The Supreme Judicial Court on Tuesday re-affirmed Keron Pierre's first-degree murder sentence for killing two women and a man outside a Mt. Ida Road house party in 2009 because the women wouldn't give him and his buddies their phone numbers.
The ruling means Pierre will spend the rest of his life behind bars, without the possibility of parole, for the murders of Shacora Gaines, Chantal Palmer, and Anthony Peoples.
That he was only charged with three murders instead of four is because another woman he was aiming at ducked when he opened fire on their car early on March 29, 2009 on Mt. Ida Road near Fox Street; two bullets went through her coat, but missed her
According to a court summary of the case, the three women and Peoples were in a Nissan Sentra getting ready to leave the site of a weekly Mt. Ida house party - the homeowners even sold food - when a group of men, including Pierre, walked up to the car and asked "what's good, ladies" and tried to get their numbers. The women declined. Peoples, in the back seat, told the group the women weren't interested and asked them to back up from the car. They didn't, so he grew more insistent and demanded they back away from the car.
One of Pierre's pals then told Peoples, no, he better shut up, because the group was "strapped" or armed:
"He then produced a handgun and pointed it at Peoples for three or four seconds, while Peoples looked at him. When Peoples turned his head away, the defendant shot him, then turned the weapon and fired at Palmer in the front seat. The defendant leaned in and continued firing, while Boswell ran to his vehicle as the defendant continued shooting. ...

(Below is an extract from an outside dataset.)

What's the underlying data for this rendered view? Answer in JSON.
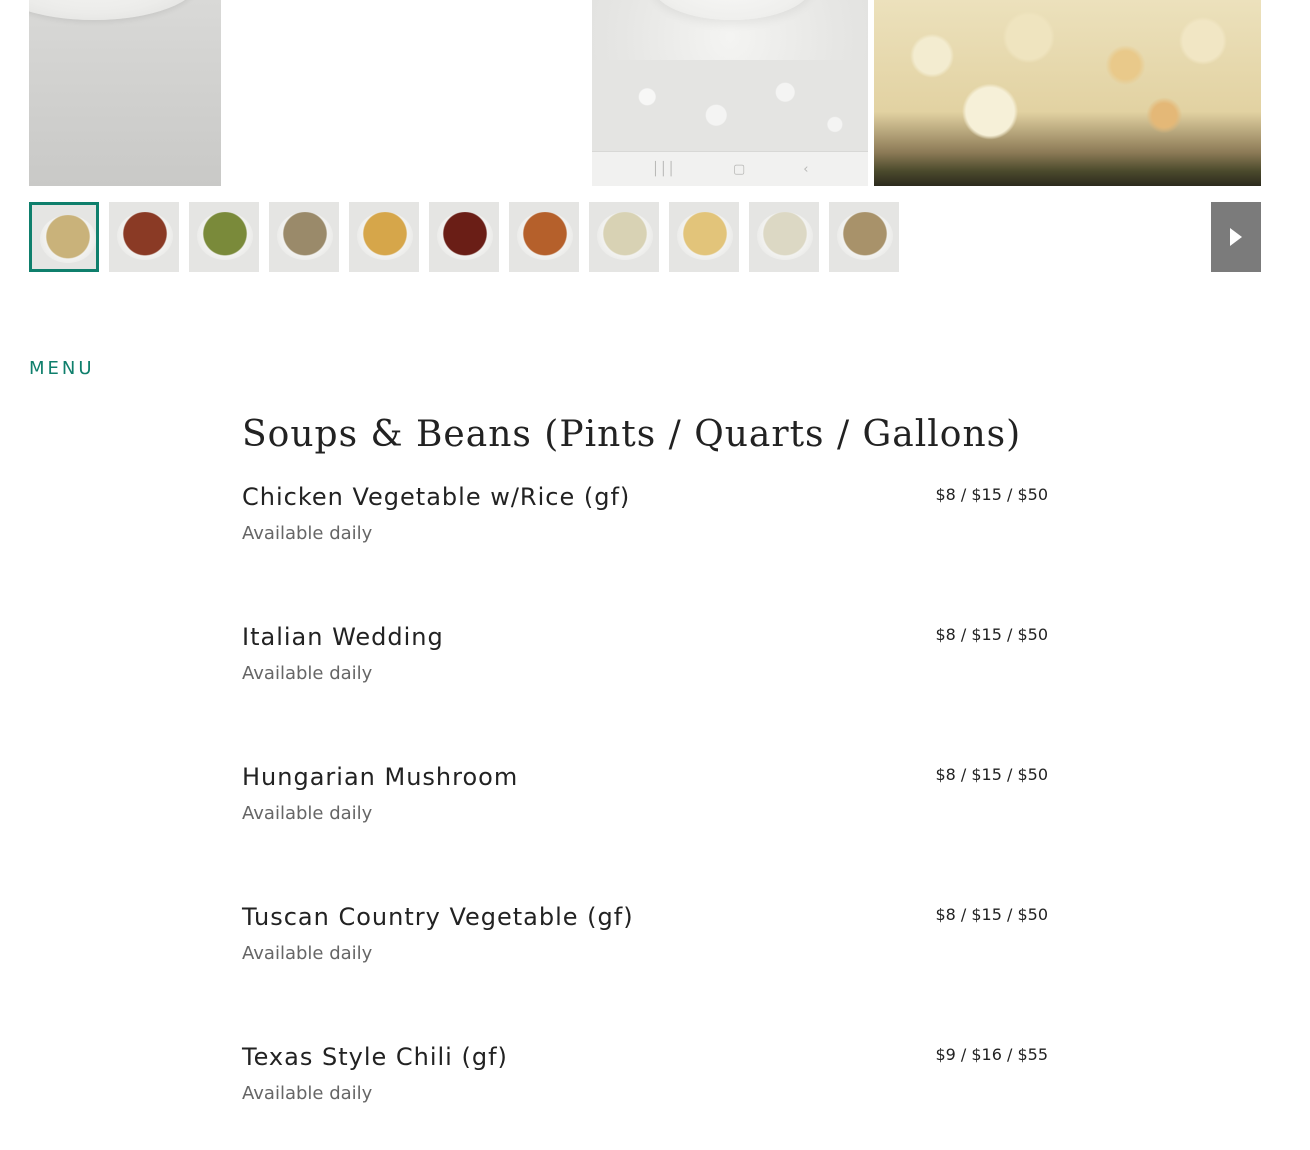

"The medical examiner later determined that Palmer had sustained four bullet wounds to her neck and torso, which, combined, caused her death; Gaines had sustained four bullet wounds to her torso and her arm, with the wound to her torso being fatal; and Peoples had sustained five bullet wounds, of which the wound to his torso was fatal. Most of the injuries moved from the left to the right sides of the victims' bodies; all of the shell casings and projectiles found in the vehicle or next to it had been fired by the same .40 caliber weapon."
The next day, Pierre asked his fiance's mother to buy him a ticket to Trinidad, where his son lived; he flew there on April 2. He was extradited in 2013 and convicted in 2014.
The state's highest court agreed with Pierre's lawyer that the prosecutor asked some impermissible questions about why he hadn't confessed to a Boston police officer who called him while he was on Trinidad about the murders, but said that the weight of the other evidence against him was so compelling that he would have been convicted anyway.